Stereotype threat and intellectual virtue
In Owen Flanagan & Abrol Fairweather (eds.), Naturalizing Virtue
. Cambridge University Press. pp. 155-74 (2014
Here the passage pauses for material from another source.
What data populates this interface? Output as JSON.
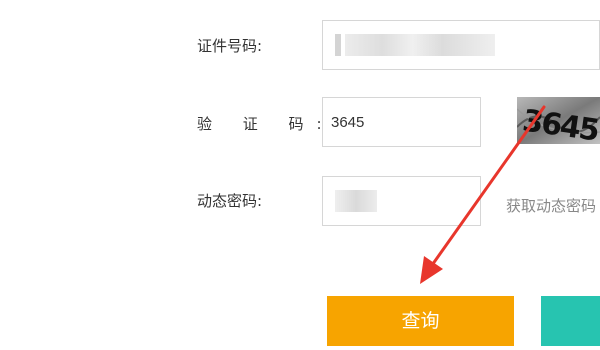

For decades, intelligence and achievement tests have registered significant differences between people of different races, ethnicities, classes, and genders. We argue that most of these differences are explained not as reflections of differences in the distribution of intellectual virtues but as evidence for the metacognitive mediation of the intellectual virtues. For example, in the United States, blacks typically score worse than whites on tests of mathematics. This might lead one to think that fewer blacks possess the relevant intellectual virtues, or that they possess them less fully. However, research on stereotype threat shows that when blacks are not reminded of their race, they do much better on these tests than when they are. Simply raising to salience the race of the student triggers the activation of the stereotype, which in turn leads to poorer performance. However, learning about stereotype threat to a large extent immunizes people against it. This suggests that the psycho-social dimension of intelligence that recognizes the possibility of effects like stereotype threat is a crucial mediating variable in the development and expression of the intellectual virtues. The Socratic, “Know thyself” needs to be expanded to, “Know thyself and thy society.” Self-knowledge and knowledge of relevant stereotypes are a necessary condition for optimal development and expression of the other intellectual virtues.